From the entries that follow, gather each line holding the word "danes".

▶ INFORMATION PROVIDED
Segment Open

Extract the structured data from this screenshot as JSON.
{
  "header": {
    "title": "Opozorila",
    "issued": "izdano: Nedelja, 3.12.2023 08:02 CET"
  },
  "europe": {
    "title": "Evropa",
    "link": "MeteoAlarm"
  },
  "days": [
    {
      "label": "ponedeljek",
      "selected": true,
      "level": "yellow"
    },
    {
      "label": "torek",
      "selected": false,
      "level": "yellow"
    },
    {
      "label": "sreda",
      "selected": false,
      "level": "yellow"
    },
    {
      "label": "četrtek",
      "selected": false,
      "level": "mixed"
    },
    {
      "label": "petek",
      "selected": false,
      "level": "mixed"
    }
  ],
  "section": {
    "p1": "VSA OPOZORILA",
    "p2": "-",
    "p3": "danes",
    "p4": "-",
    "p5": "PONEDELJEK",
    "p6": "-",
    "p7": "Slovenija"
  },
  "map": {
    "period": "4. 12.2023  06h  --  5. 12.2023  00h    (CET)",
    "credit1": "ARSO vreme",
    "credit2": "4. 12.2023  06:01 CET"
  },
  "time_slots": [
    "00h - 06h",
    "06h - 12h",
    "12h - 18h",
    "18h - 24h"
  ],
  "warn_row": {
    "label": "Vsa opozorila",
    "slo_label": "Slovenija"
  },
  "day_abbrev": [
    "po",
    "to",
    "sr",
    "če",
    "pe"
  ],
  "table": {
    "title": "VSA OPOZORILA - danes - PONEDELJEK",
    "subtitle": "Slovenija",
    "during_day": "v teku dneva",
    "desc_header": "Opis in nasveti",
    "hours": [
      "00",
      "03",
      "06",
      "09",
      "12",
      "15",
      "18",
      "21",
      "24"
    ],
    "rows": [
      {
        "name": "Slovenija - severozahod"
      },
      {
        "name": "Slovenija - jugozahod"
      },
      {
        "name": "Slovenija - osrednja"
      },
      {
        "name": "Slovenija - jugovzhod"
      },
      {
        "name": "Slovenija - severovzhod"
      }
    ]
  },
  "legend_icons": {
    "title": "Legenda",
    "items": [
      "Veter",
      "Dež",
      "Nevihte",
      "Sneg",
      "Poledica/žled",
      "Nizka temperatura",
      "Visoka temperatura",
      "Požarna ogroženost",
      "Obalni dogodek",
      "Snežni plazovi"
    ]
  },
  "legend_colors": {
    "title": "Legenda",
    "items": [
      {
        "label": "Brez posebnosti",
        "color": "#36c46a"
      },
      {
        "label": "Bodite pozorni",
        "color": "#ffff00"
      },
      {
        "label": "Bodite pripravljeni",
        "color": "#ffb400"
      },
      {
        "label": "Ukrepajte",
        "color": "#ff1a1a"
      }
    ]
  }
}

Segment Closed

▶ RESPONSE
    "p3": "danes",
    "title": "VSA OPOZORILA - danes - PONEDELJEK",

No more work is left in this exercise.